• **Task objective**:
Scan the listing below and copy every line holding "JSON".

◆ ◆ ◆

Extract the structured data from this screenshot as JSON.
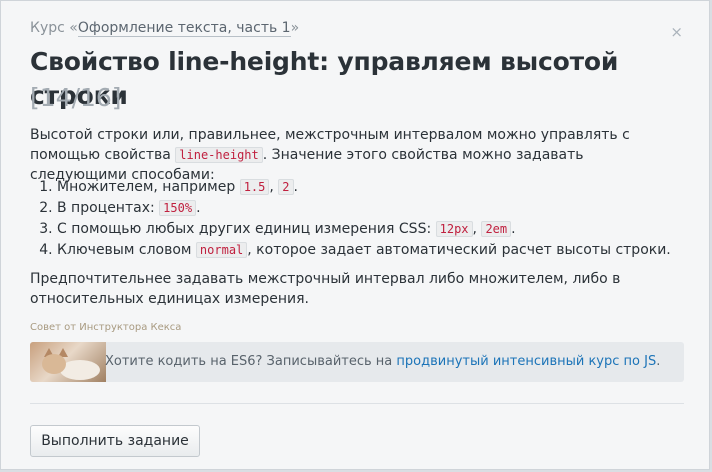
{
  "breadcrumb": {
    "prefix": "Курс «",
    "course_link": "Оформление текста, часть 1",
    "suffix": "»"
  },
  "close_glyph": "×",
  "title": "Свойство line-height: управляем высотой строки",
  "counter": "[14/16]",
  "intro": {
    "text_before": "Высотой строки или, правильнее, межстрочным интервалом можно управлять с помощью свойства ",
    "code": "line-height",
    "text_after": ". Значение этого свойства можно задавать следующими способами:"
  },
  "list": [
    {
      "text": "Множителем, например ",
      "code1": "1.5",
      "sep": ", ",
      "code2": "2",
      "end": "."
    },
    {
      "text": "В процентах: ",
      "code1": "150%",
      "end": "."
    },
    {
      "text": "С помощью любых других единиц измерения CSS: ",
      "code1": "12px",
      "sep": ", ",
      "code2": "2em",
      "end": "."
    },
    {
      "text": "Ключевым словом ",
      "code1": "normal",
      "end": ", которое задает автоматический расчет высоты строки."
    }
  ],
  "conclusion": "Предпочтительнее задавать межстрочный интервал либо множителем, либо в относительных единицах измерения.",
  "tip": {
    "label": "Совет от Инструктора Кекса",
    "text": "Хотите кодить на ES6? Записывайтесь на ",
    "link": "продвинутый интенсивный курс по JS",
    "end": "."
  },
  "action_button": "Выполнить задание",
  "colors": {
    "code_text": "#c0203f",
    "link": "#1c74b8",
    "background": "#f5f6f7"
  }
}
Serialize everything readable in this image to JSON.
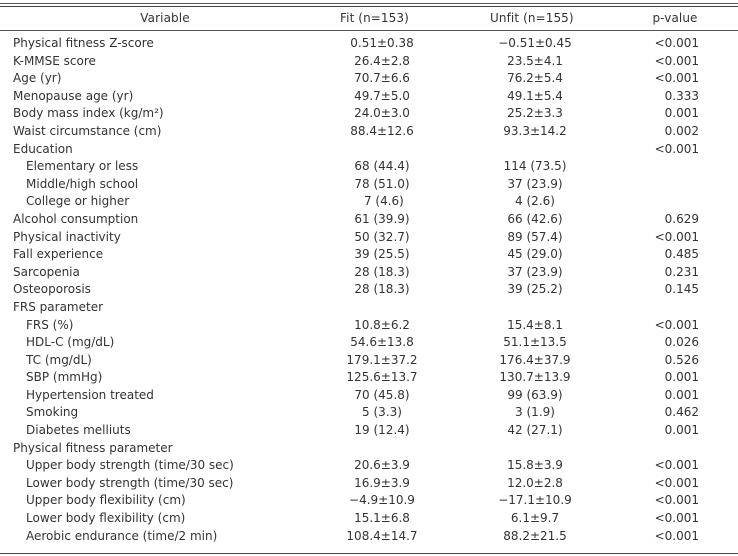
{
  "table": {
    "headers": {
      "variable": "Variable",
      "fit": "Fit (n=153)",
      "unfit": "Unfit (n=155)",
      "pvalue": "p-value"
    },
    "rows": [
      {
        "variable": "Physical fitness Z-score",
        "fit": "0.51±0.38",
        "unfit": "−0.51±0.45",
        "p": "<0.001",
        "indent": false
      },
      {
        "variable": "K-MMSE score",
        "fit": "26.4±2.8",
        "unfit": "23.5±4.1",
        "p": "<0.001",
        "indent": false
      },
      {
        "variable": "Age (yr)",
        "fit": "70.7±6.6",
        "unfit": "76.2±5.4",
        "p": "<0.001",
        "indent": false
      },
      {
        "variable": "Menopause age (yr)",
        "fit": "49.7±5.0",
        "unfit": "49.1±5.4",
        "p": "0.333",
        "indent": false
      },
      {
        "variable": "Body mass index (kg/m²)",
        "fit": "24.0±3.0",
        "unfit": "25.2±3.3",
        "p": "0.001",
        "indent": false
      },
      {
        "variable": "Waist circumstance (cm)",
        "fit": "88.4±12.6",
        "unfit": "93.3±14.2",
        "p": "0.002",
        "indent": false
      },
      {
        "variable": "Education",
        "fit": "",
        "unfit": "",
        "p": "<0.001",
        "indent": false
      },
      {
        "variable": "Elementary or less",
        "fit": "68 (44.4)",
        "unfit": "114 (73.5)",
        "p": "",
        "indent": true
      },
      {
        "variable": "Middle/high school",
        "fit": "78 (51.0)",
        "unfit": "37 (23.9)",
        "p": "",
        "indent": true
      },
      {
        "variable": "College or higher",
        "fit": " 7 (4.6)",
        "unfit": "4 (2.6)",
        "p": "",
        "indent": true
      },
      {
        "variable": "Alcohol consumption",
        "fit": "61 (39.9)",
        "unfit": "66 (42.6)",
        "p": "0.629",
        "indent": false
      },
      {
        "variable": "Physical inactivity",
        "fit": "50 (32.7)",
        "unfit": "89 (57.4)",
        "p": "<0.001",
        "indent": false
      },
      {
        "variable": "Fall experience",
        "fit": "39 (25.5)",
        "unfit": "45 (29.0)",
        "p": "0.485",
        "indent": false
      },
      {
        "variable": "Sarcopenia",
        "fit": "28 (18.3)",
        "unfit": "37 (23.9)",
        "p": "0.231",
        "indent": false
      },
      {
        "variable": "Osteoporosis",
        "fit": "28 (18.3)",
        "unfit": "39 (25.2)",
        "p": "0.145",
        "indent": false
      },
      {
        "variable": "FRS parameter",
        "fit": "",
        "unfit": "",
        "p": "",
        "indent": false
      },
      {
        "variable": "FRS (%)",
        "fit": "10.8±6.2",
        "unfit": "15.4±8.1",
        "p": "<0.001",
        "indent": true
      },
      {
        "variable": "HDL-C (mg/dL)",
        "fit": "54.6±13.8",
        "unfit": "51.1±13.5",
        "p": "0.026",
        "indent": true
      },
      {
        "variable": "TC (mg/dL)",
        "fit": "179.1±37.2",
        "unfit": "176.4±37.9",
        "p": "0.526",
        "indent": true
      },
      {
        "variable": "SBP (mmHg)",
        "fit": "125.6±13.7",
        "unfit": "130.7±13.9",
        "p": "0.001",
        "indent": true
      },
      {
        "variable": "Hypertension treated",
        "fit": "70 (45.8)",
        "unfit": "99 (63.9)",
        "p": "0.001",
        "indent": true
      },
      {
        "variable": "Smoking",
        "fit": "5 (3.3)",
        "unfit": "3 (1.9)",
        "p": "0.462",
        "indent": true
      },
      {
        "variable": "Diabetes melliuts",
        "fit": "19 (12.4)",
        "unfit": "42 (27.1)",
        "p": "0.001",
        "indent": true
      },
      {
        "variable": "Physical fitness parameter",
        "fit": "",
        "unfit": "",
        "p": "",
        "indent": false
      },
      {
        "variable": "Upper body strength (time/30 sec)",
        "fit": "20.6±3.9",
        "unfit": "15.8±3.9",
        "p": "<0.001",
        "indent": true
      },
      {
        "variable": "Lower body strength (time/30 sec)",
        "fit": "16.9±3.9",
        "unfit": "12.0±2.8",
        "p": "<0.001",
        "indent": true
      },
      {
        "variable": "Upper body flexibility (cm)",
        "fit": "−4.9±10.9",
        "unfit": "−17.1±10.9",
        "p": "<0.001",
        "indent": true
      },
      {
        "variable": "Lower body flexibility (cm)",
        "fit": "15.1±6.8",
        "unfit": "6.1±9.7",
        "p": "<0.001",
        "indent": true
      },
      {
        "variable": "Aerobic endurance (time/2 min)",
        "fit": "108.4±14.7",
        "unfit": "88.2±21.5",
        "p": "<0.001",
        "indent": true
      }
    ]
  }
}
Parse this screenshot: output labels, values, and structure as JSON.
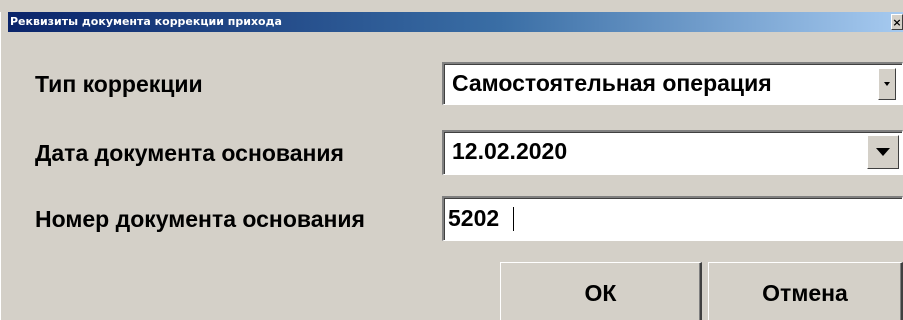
{
  "window": {
    "title": "Реквизиты документа коррекции прихода",
    "close_label": "×"
  },
  "form": {
    "correction_type": {
      "label": "Тип коррекции",
      "value": "Самостоятельная операция"
    },
    "basis_date": {
      "label": "Дата документа основания",
      "value": "12.02.2020"
    },
    "basis_number": {
      "label": "Номер документа основания",
      "value": "5202"
    }
  },
  "buttons": {
    "ok_label": "ОК",
    "cancel_label": "Отмена"
  },
  "icons": {
    "close": "close-icon",
    "dropdown": "chevron-down-icon"
  },
  "colors": {
    "titlebar_start": "#0a246a",
    "titlebar_end": "#a6caf0",
    "face": "#d4d0c8"
  }
}
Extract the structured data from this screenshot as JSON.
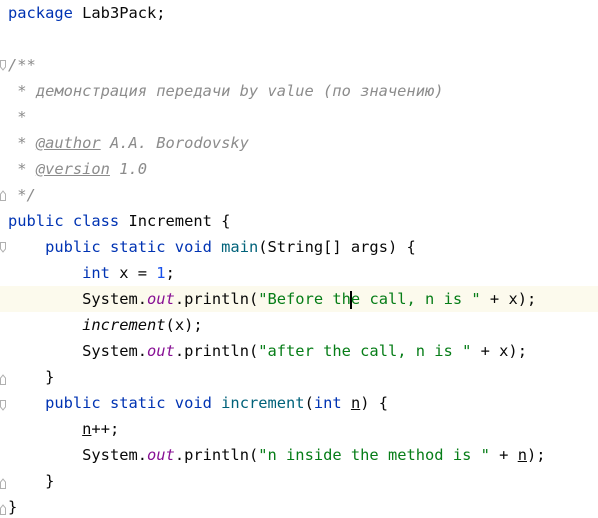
{
  "code": {
    "package_kw": "package",
    "package_name": " Lab3Pack;",
    "doc_open": "/**",
    "doc_line1": " * демонстрация передачи by value (по значению)",
    "doc_star": " *",
    "doc_author_prefix": " * ",
    "doc_author_tag": "@author",
    "doc_author_text": " A.A. Borodovsky",
    "doc_version_prefix": " * ",
    "doc_version_tag": "@version",
    "doc_version_text": " 1.0",
    "doc_close": " */",
    "class_decl": {
      "kw": "public class",
      "name": " Increment {"
    },
    "main_decl": {
      "indent": "    ",
      "kw": "public static void",
      "space": " ",
      "name": "main",
      "params": "(String[] args) {"
    },
    "int_decl": {
      "indent": "        ",
      "kw": "int",
      "mid": " x = ",
      "num": "1",
      "end": ";"
    },
    "println1": {
      "indent": "        ",
      "sys": "System.",
      "out": "out",
      "call": ".println(",
      "str_a": "\"Before th",
      "str_b": "e call, n is \"",
      "end": " + x);"
    },
    "increment_call": {
      "indent": "        ",
      "name": "increment",
      "args": "(x);"
    },
    "println2": {
      "indent": "        ",
      "sys": "System.",
      "out": "out",
      "call": ".println(",
      "str": "\"after the call, n is \"",
      "end": " + x);"
    },
    "close_main": "    }",
    "inc_decl": {
      "indent": "    ",
      "kw": "public static void",
      "space": " ",
      "name": "increment",
      "open": "(",
      "kw2": "int",
      "space2": " ",
      "param": "n",
      "end": ") {"
    },
    "nplusplus": {
      "indent": "        ",
      "var": "n",
      "op": "++;"
    },
    "println3": {
      "indent": "        ",
      "sys": "System.",
      "out": "out",
      "call": ".println(",
      "str": "\"n inside the method is \"",
      "mid": " + ",
      "var": "n",
      "end": ");"
    },
    "close_inc": "    }",
    "close_class": "}"
  }
}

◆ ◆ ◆

• **Response for this exercise**:
Extract the structured data from this screenshot as JSON.
Serialize everything readable in this image to JSON.
Parse this screenshot: output labels, values, and structure as JSON.
Extract the structured data from this screenshot as JSON.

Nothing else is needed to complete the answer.